So here I am, writing on our crappy second tier laptop because Eric decided he should install the new OS Leopard on mine, a matter of a few moments, he promised me, which is instead due to take two hours, with me on scary deadline, and I'm sitting here thinking about Michael Cieply. And thinking, men are mysterious and strange. Also, often, asshats.
So the New York Times wants to do an article on the next generation of "chick flicks," based, in part, on the release of the film of Julie & Julia
. Who do they choose to write this article? Do they choose, oh, say, I don't know, a woman? Do they choose someone, um, insightful? Or do they choose a condescending regular from the cultural desk, an "insider", which means, among other things, that he's an ex-"producer" whose sole credit, according to IMDB, is a TV movie called Alley Cats Strike
, about "a group of hip retro teenage outsiders who become involved in an interschool bowling
[incredulous italics mine] rivalry"?
I have not seen Alley Cats Strike
, but as an honest observer of male-oriented films, I think I can safely say that it is clearly a striking example of low-grade Lad-Flick - "if Hollywood still permitted the term."

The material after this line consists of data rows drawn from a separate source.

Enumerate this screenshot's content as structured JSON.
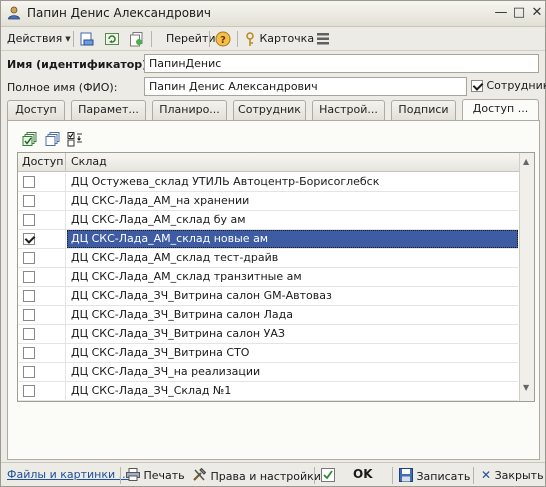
{
  "window": {
    "title": "Папин Денис Александрович",
    "controls": [
      "minimize",
      "maximize",
      "close"
    ]
  },
  "toolbar": {
    "actions_label": "Действия",
    "goto_label": "Перейти",
    "help_icon": "help-icon",
    "card_label": "Карточка"
  },
  "form": {
    "name_label": "Имя (идентификатор):",
    "name_value": "ПапинДенис",
    "fullname_label": "Полное имя (ФИО):",
    "fullname_value": "Папин Денис Александрович",
    "employee_label": "Сотрудник",
    "employee_checked": true
  },
  "tabs": [
    {
      "label": "Доступ",
      "active": false
    },
    {
      "label": "Парамет...",
      "active": false
    },
    {
      "label": "Планиро...",
      "active": false
    },
    {
      "label": "Сотрудник",
      "active": false
    },
    {
      "label": "Настрой...",
      "active": false
    },
    {
      "label": "Подписи",
      "active": false
    },
    {
      "label": "Доступ ...",
      "active": true
    }
  ],
  "grid": {
    "columns": [
      "Доступ",
      "Склад"
    ],
    "rows": [
      {
        "access": false,
        "warehouse": "ДЦ Остужева_склад УТИЛЬ Автоцентр-Борисоглебск"
      },
      {
        "access": false,
        "warehouse": "ДЦ СКС-Лада_АМ_на хранении"
      },
      {
        "access": false,
        "warehouse": "ДЦ СКС-Лада_АМ_склад бу ам"
      },
      {
        "access": true,
        "warehouse": "ДЦ СКС-Лада_АМ_склад новые ам",
        "selected": true
      },
      {
        "access": false,
        "warehouse": "ДЦ СКС-Лада_АМ_склад тест-драйв"
      },
      {
        "access": false,
        "warehouse": "ДЦ СКС-Лада_АМ_склад транзитные ам"
      },
      {
        "access": false,
        "warehouse": "ДЦ СКС-Лада_ЗЧ_Витрина салон GM-Автоваз"
      },
      {
        "access": false,
        "warehouse": "ДЦ СКС-Лада_ЗЧ_Витрина салон Лада"
      },
      {
        "access": false,
        "warehouse": "ДЦ СКС-Лада_ЗЧ_Витрина салон УАЗ"
      },
      {
        "access": false,
        "warehouse": "ДЦ СКС-Лада_ЗЧ_Витрина СТО"
      },
      {
        "access": false,
        "warehouse": "ДЦ СКС-Лада_ЗЧ_на реализации"
      },
      {
        "access": false,
        "warehouse": "ДЦ СКС-Лада_ЗЧ_Склад №1"
      }
    ]
  },
  "bottombar": {
    "files_link": "Файлы и картинки ...",
    "print_label": "Печать",
    "rights_label": "Права и настройки",
    "ok_label": "OK",
    "save_label": "Записать",
    "close_label": "Закрыть"
  },
  "colors": {
    "selection": "#3e5ca3",
    "link": "#1c4f9c",
    "window_bg": "#ecebe6"
  }
}
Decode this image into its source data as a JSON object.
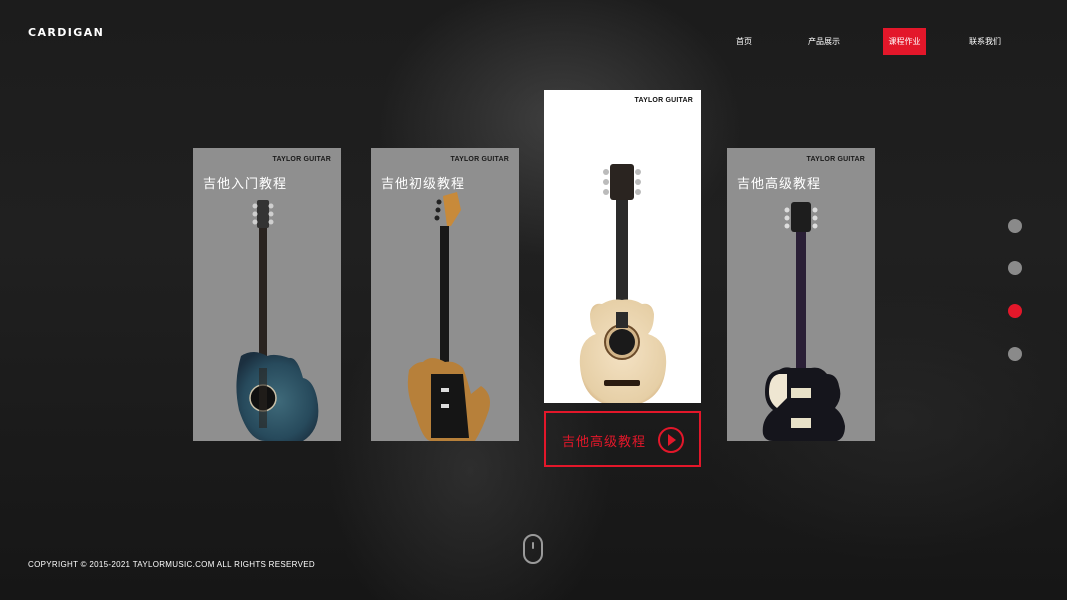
{
  "logo": "CARDIGAN",
  "nav": {
    "items": [
      {
        "label": "首页",
        "active": false
      },
      {
        "label": "产品展示",
        "active": false
      },
      {
        "label": "课程作业",
        "active": true
      },
      {
        "label": "联系我们",
        "active": false
      }
    ]
  },
  "cards": [
    {
      "brand": "TAYLOR GUITAR",
      "title": "吉他入门教程",
      "guitar": "acoustic-electric-cutaway-icon"
    },
    {
      "brand": "TAYLOR GUITAR",
      "title": "吉他初级教程",
      "guitar": "electric-guitar-icon"
    },
    {
      "brand": "TAYLOR GUITAR",
      "title": "",
      "guitar": "acoustic-guitar-icon",
      "featured": true
    },
    {
      "brand": "TAYLOR GUITAR",
      "title": "吉他高级教程",
      "guitar": "les-paul-guitar-icon"
    }
  ],
  "cta": {
    "label": "吉他高级教程",
    "icon": "play-icon"
  },
  "pager": {
    "count": 4,
    "active_index": 2
  },
  "scroll_hint": "mouse-icon",
  "footer": {
    "copyright": "COPYRIGHT © 2015-2021 TAYLORMUSIC.COM ALL RIGHTS RESERVED"
  },
  "colors": {
    "accent": "#e3172a",
    "card_bg": "#8f8f8f",
    "page_bg": "#141414"
  }
}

I mean, Jesus, I don't know where to begin. How about with "female-oriented romantic films"? Now, to be fair, this is a minor point that just gibes with a current irritation of mine about the spate of articles about the mysterious "Woman Voter," as if we were some strange exotic bird to be watched and courted, rather than MORE THAN HALF OF THE GODDAMNED ELECTORATE. But that is not entirely observant Mr. Cieply's fault. And perhaps it is only New York Times-style stuffiness that leads him to define chick-lit - as if it were some up-to-the-minute new phenomenon rather than a phrase that entered the lexicon an ice age or so ago - as "books written for, and often by, professional women in their 20s.... [with] covers... bright and fluffy, with amusing illustrations...and an outlook... unabashedly feminine."
Unabashedly feminine. Yes, we females are so silly and dear with our femininity and whatnot. Ho ho, pip!
I say again. Asshat.
And he can call me a secretary, fine. I was. It's irritating, but accurate.
But to write of the movie as being about me and the "cooking enthusiast" Julia Child? COOKING ENTHUSIAST?!!!
Pardon my french, but what the FUCK?!
I don't consider myself a raving old-school feminist, but this article makes me want to honestly observe male-oriented body parts by ripping them from male bodies.